It was a slow change. I went to college to study the Bible because I loved God and wanted to be better prepared to share His word with others. I found myself leaving college with a love of the study of the Word more than a love of God Himself. I loved Greek. I loved New Testament. I loved theology. But somewhere along the way I stopped loving God.
You see, I’m stupid. Yes, stupid. After some time in college, I began grasping the thoughts and concepts to a degree that (in my stupid head) I thought, “oh here is a new, better relationship with God.” But it wasn’t. I gave up my prayer life, my one-on-one devotional reading of the Bible. In turn, I translated from Greek. I read systematic theology texts. I began research in textual criticism. Now, these things aren’t bad. They can really round out the context of the Bible, but these things are not the relationship I needed. I began to worship these things. They became my idols. They unrightfully took the spot in my life that belonged to God.

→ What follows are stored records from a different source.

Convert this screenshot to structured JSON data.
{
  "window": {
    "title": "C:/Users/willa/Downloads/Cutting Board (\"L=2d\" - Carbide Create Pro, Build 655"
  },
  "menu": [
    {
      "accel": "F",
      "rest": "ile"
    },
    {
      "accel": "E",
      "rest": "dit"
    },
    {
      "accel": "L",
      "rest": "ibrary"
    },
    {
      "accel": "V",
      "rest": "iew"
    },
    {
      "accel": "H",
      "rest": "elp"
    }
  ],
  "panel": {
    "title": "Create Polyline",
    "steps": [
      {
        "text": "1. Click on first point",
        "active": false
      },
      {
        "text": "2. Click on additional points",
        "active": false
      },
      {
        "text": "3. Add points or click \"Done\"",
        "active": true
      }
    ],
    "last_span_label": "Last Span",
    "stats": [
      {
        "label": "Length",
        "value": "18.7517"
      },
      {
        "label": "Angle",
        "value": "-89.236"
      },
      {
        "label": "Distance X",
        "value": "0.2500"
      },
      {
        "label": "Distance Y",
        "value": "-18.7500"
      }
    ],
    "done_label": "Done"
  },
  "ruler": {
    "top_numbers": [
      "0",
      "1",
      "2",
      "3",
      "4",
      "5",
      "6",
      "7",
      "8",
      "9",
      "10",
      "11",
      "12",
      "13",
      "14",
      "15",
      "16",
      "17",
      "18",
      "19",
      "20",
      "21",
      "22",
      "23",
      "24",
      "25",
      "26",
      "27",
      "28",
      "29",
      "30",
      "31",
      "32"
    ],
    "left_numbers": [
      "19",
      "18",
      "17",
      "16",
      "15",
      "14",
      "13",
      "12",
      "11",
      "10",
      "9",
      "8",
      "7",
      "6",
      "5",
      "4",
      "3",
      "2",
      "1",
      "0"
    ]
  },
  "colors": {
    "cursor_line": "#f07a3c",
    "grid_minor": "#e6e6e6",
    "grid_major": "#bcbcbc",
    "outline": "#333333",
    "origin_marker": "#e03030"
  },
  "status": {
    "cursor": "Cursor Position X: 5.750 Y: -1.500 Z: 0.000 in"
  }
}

It took a tragic event (which I’ll talk about another time) to make me re-evaluate my life – to see what had happened, where I’d messed up. I had to set down my GNT, stop reading theology, end this blog for a while, and refocus my worship on God. Now, I’m finally comfortable to say that I can pick those things back up without them becoming idols once more, but it has not been a fun road. It’s taken time. A lot of time.
I wonder how many Bible college and seminary students are in a similar boat. If it weren’t for that event I spoke of, I might never have realized how far off I was. How many, then, are there who have no idea that they are placing something above God in their lives (even within these sorts of institutions)? I fear the number is high.